If you know how to plan a day at the park then you know that Fahrenheit is the ride you want to hit first thing in the morning, being both low capacity and far enough back in the park that the crowds don't show up for the first half hour.
It's possible to get 2-3 good rides on Fahrenheit in the first half hour the park is open. I went for four, and I kinda regretted waiting out the last one (a good twenty minutes), but it's Fahrenheit, and four rides in a day is always worth it.
With the stubby three car trains, front row is where I want to be.
Fahrenheit has an odd layout that's simultaneously eccentric and conservative. As far as multiloopers go I might prefer it over a six-looping B&M sitdown coaster at the same price tag, although the low capacity is a handicap in giving it a too enthusiastic review.
Vertical lift hills and drops are soooo 2008.
Fahrenheit utilizes double chain lifts to hoist it up the 121 foot vertical lift hill. The second chain lift is just a redundant safety feature since it lacks traditional anti-rollbacks; in case of an E-stop they have to lower the cars backwards to a level position to evacuate.
Cresting the top of such a sharp pinnacle with a 97 degree plunge on the other side is a nice moment of drama.
First up in the element line-up is the Norwegian loop, so-called because the first (and still only other) one of its kind is in Norway.
The combination of the slight counter-rotation at the top of the first inversion, and the intense ejector airtime leaving the second inversion, make the Norwegian loop the best part of the entire ride. Unfortunately the cobra roll that follows is a bit of a snooze by immediate comparison.
Fahrenheit is a nice combination of inversions and negative G-forces, so I can see the appeal it has for some.
Fahrenheit features a double corkscrew as its final two inversions, a maneuver we've not needed since the days of Arrow Dynamics, yet it actually kinda works in this context. The high speed turns and airtime hill is a nice, fast-paced palate cleanser to end the ride.
With twelve-passenger trains dispatching no more frequently than every 90 seconds, the last place you want to find yourself is at the far end of one of these. I really lament the trend (starting around 2003 I think?) that high-profile, low-capacity coasters came in vogue. Launches, vertical drops and the like just ruin a train's length...
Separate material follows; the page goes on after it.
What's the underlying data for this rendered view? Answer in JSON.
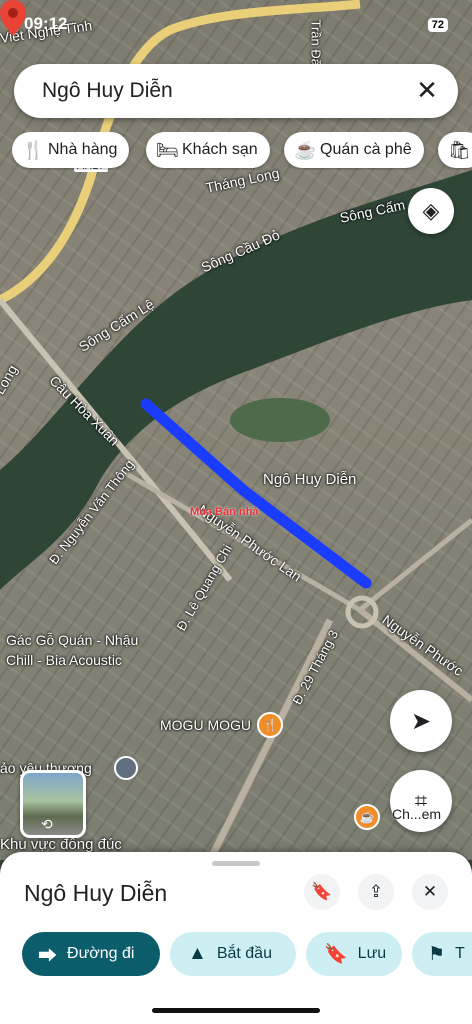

See the bottom instruction box; I'm not sure if the difference is as much between "correct" and "incorrect" as it is between "svelte" and "fat".
Fahrenheit prepares for another ride.
Can we agree that "Fahrenheit" is the result of a 10 minute brainstorming session of the park's marketing department whose only directive was to sell the 97 degree drop. I can't imagine how many "Celsius" and "Kelvin" parody coasters it's inspired in NoLimits and RollerCoaster Tycoon.
I appreciate it, yet it fails to excite me in the same way as some other Intamin coasters do, including those in the same park. Speaking of which...